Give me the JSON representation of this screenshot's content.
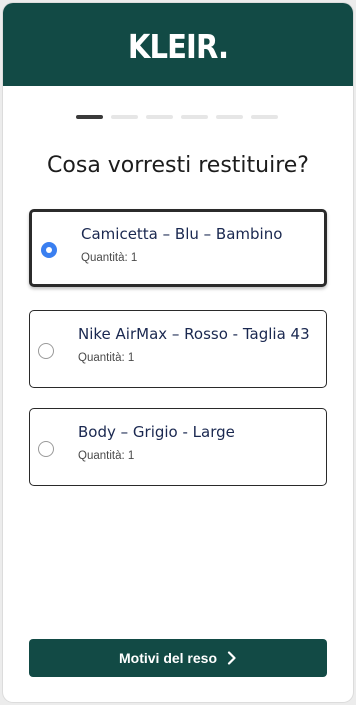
{
  "brand": {
    "logo_text": "KLEIR."
  },
  "stepper": {
    "total_steps": 6,
    "current_step": 1
  },
  "question": "Cosa vorresti restituire?",
  "options": [
    {
      "title": "Camicetta – Blu – Bambino",
      "quantity": "Quantità: 1",
      "selected": true
    },
    {
      "title": "Nike AirMax – Rosso - Taglia 43",
      "quantity": "Quantità: 1",
      "selected": false
    },
    {
      "title": "Body – Grigio - Large",
      "quantity": "Quantità: 1",
      "selected": false
    }
  ],
  "cta": {
    "label": "Motivi del reso",
    "icon": "chevron-right-icon"
  },
  "colors": {
    "brand": "#124a45",
    "radio_selected": "#3a7ff0",
    "text_title": "#1a2850"
  }
}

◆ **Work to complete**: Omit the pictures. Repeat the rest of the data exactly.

◆ **Output for this task**:
Give me the JSON representation of this screenshot's content.
{
  "brand": {
    "logo_text": "KLEIR."
  },
  "stepper": {
    "total_steps": 6,
    "current_step": 1
  },
  "question": "Cosa vorresti restituire?",
  "options": [
    {
      "title": "Camicetta – Blu – Bambino",
      "quantity": "Quantità: 1",
      "selected": true
    },
    {
      "title": "Nike AirMax – Rosso - Taglia 43",
      "quantity": "Quantità: 1",
      "selected": false
    },
    {
      "title": "Body – Grigio - Large",
      "quantity": "Quantità: 1",
      "selected": false
    }
  ],
  "cta": {
    "label": "Motivi del reso",
    "icon": "chevron-right-icon"
  },
  "colors": {
    "brand": "#124a45",
    "radio_selected": "#3a7ff0",
    "text_title": "#1a2850"
  }
}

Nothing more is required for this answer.